Can you remember a time of transition in your life—graduating, moving far from home, the beginning of a new career? Reach back and feel what an involved time that was, both emotionally and logistically. Excitement, loss, and anxiety all potentially cycled through your daily experience. You weren’t part of what you were joining yet, but your former identity didn’t fit any longer either.
I am a person who is drawn to liminality. I’ve always felt called by things and people that are no longer what they were and not yet what they will be. While the word may be unfamiliar, the experience itself is one that we all have lived. Liminality is transition. Uncertainty. Transformation. When we are liminal, we are living within a pause.
Abandoned buildings offer me their stories. I am obsessed with budding trees each spring. My life’s work as a doula is centered upon a primary liminal state—being born, both as a new human and as a parent. I am a person who is comfortable with being uncomfortable. I can face a lack of certainty and lean into it.
You may relate to or be repelled by these descriptions. Either way, you live with liminality. We were liminal while we were engaging in rituals of adulthood, working through a major illness or injury, dating, divorcing, and more. Liminality is an experience that is both plump with potential and fraught with danger. It is the precipice. The edge.
Often, when we are liminal, the world around us seems other, because we are changing by the moment, while everything around us continues as usual. Our minds are challenged—how can everything be the same when we know to our core that everything has, in fact, changed?
You’ve known this sensation. So have I. While my firstborn teetered between life and death in the NICU, there was a moment when smiling nurses were passing around little cups. I stared blankly, searching, then realizing: it was midnight. New Year’s. My mind struggled with adjacent truths that stood before me. My son’s survival was determined moment by moment; I could barely take a step or even breathe. Also, the people around me were toasting. Reconciling within this liminal moment felt impossible and isolating.
Perhaps you’ve experienced a loss or life altering event and soon after needed to step into the greater world to shop or grab a meal. Life was happening all around. Everything had changed for you, and yet—nothing had changed. Your world had altered. The greater world had not.
These are the moments when our people, those who love us, traditionally help us transition to our new truth. The process requires trust, time, and patience. An experienced guide can make all the difference. We emerge on the other side changed, sometimes repeatedly. We find our place in a world that has never stopped, but dips for a moment and allows us to step back on.
In contrast, today’s entire world is liminal. Regardless of health, politics, geography, or even how you feel about the validity of the world’s response—we are all here. Every one of us is that person watching strangers toast.
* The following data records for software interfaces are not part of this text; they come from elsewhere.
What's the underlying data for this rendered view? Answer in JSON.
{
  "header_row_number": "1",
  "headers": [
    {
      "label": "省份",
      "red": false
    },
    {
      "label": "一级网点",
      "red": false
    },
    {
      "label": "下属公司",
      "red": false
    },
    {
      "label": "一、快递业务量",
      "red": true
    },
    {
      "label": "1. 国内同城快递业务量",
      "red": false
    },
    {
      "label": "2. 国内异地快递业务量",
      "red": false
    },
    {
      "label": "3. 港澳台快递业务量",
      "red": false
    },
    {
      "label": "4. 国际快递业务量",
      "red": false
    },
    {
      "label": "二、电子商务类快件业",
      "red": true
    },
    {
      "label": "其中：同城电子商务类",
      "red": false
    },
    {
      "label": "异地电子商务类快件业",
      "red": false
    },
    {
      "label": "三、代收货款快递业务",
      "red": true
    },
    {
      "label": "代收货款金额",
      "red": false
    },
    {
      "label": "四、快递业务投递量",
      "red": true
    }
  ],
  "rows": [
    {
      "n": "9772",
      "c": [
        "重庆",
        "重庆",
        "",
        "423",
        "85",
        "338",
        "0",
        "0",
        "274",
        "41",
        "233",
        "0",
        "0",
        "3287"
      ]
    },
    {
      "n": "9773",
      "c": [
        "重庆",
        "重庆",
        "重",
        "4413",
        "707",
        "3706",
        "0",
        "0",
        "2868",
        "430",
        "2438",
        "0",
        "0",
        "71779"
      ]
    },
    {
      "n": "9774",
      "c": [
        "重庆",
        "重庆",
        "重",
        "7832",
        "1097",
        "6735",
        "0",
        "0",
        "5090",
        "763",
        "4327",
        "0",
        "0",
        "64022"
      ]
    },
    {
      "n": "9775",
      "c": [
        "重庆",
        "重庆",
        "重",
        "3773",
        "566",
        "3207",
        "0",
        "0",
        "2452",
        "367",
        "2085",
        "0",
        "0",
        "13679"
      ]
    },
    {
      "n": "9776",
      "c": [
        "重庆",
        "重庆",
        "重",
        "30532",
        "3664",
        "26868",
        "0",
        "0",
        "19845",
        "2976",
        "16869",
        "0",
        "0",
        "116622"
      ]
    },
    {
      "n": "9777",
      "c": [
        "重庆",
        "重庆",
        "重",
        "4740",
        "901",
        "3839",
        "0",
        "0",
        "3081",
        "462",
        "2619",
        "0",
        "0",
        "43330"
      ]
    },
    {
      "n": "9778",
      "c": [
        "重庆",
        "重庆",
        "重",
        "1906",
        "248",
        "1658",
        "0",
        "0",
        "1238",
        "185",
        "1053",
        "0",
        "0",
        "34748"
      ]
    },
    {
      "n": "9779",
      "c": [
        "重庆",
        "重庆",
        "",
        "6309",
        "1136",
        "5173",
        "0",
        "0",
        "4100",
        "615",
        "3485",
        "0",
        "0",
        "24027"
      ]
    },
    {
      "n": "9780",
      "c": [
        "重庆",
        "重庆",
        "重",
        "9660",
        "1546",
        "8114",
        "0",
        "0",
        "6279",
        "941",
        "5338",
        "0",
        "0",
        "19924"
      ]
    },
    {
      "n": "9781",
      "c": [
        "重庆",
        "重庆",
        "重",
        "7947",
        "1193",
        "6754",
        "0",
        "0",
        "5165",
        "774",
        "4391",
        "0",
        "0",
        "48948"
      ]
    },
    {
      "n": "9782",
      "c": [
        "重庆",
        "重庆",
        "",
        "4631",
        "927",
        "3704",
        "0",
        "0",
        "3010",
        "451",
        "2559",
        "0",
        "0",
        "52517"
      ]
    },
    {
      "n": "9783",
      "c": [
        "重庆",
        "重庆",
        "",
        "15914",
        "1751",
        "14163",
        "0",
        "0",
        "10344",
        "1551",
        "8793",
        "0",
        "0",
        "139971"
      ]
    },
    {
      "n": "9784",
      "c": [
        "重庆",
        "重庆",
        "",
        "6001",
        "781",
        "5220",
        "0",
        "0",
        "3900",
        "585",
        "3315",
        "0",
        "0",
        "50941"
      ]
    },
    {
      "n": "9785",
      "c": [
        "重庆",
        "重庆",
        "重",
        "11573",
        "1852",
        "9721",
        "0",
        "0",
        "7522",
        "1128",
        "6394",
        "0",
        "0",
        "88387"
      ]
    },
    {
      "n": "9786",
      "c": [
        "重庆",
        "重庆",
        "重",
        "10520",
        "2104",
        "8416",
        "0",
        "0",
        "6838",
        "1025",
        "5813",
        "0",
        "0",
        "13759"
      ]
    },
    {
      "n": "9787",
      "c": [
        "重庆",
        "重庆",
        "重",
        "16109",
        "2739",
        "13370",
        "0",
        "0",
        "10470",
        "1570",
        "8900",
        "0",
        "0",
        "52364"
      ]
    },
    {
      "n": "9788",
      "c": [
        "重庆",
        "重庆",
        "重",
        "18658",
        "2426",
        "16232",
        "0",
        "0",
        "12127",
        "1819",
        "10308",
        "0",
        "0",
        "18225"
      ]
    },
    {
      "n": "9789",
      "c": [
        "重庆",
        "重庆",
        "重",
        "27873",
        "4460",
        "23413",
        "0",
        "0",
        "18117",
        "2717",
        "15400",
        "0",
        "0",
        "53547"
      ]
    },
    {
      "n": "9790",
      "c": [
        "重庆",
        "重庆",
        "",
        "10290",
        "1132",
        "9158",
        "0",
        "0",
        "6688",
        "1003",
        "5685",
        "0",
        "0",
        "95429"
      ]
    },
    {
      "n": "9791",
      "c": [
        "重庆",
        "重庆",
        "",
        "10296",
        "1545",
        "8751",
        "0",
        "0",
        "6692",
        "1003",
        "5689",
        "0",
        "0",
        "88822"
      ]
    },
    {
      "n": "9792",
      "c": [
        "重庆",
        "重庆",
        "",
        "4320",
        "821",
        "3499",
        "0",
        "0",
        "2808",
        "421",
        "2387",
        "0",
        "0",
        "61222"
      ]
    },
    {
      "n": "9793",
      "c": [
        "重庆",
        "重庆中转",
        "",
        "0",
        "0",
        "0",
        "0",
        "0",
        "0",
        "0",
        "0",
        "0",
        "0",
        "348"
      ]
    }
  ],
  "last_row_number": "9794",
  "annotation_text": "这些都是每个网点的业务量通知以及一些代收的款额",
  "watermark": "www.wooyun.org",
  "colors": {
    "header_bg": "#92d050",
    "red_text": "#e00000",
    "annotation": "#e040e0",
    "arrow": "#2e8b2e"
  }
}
The world feels foreign, and that’s because it genuinely is. Collectively, we are the abandoned building, the long hallway, the edge. Liminality always includes an other side, and so will this, but today we are all equally liminal. There are no obvious guides. They will emerge, but they will simply be managing the transition in a way that appeals. Because in this unprecedented time no one is ahead; no one is the doula, experienced in this transition.
In this moment, many of us are faced with layers of change. Common transitions such as graduations, budding relationships, and career changes—experiences always accompanied by uncertainty—are now glazed over by a world in transition. We wonder which to address first, then realize that it is impossible to tease them apart. Ours is now a life of liminal layers. Frozen, we wait for our altered world to dip, so we can step back on. Only this time, the world has been still. This time, we will all step back on together.
Written by Jackie Kelleher, artwork by Patrick Kelleher
Jackie is assistant editor at Pathways magazine, as well as the Pathways group coordinator. Her life has been a tapestry of family support–doula, lactation professional, group facilitator, and doula trainer. Her book, Nurturing the Family: A Doula’s Guide to Supporting New Families, is now available.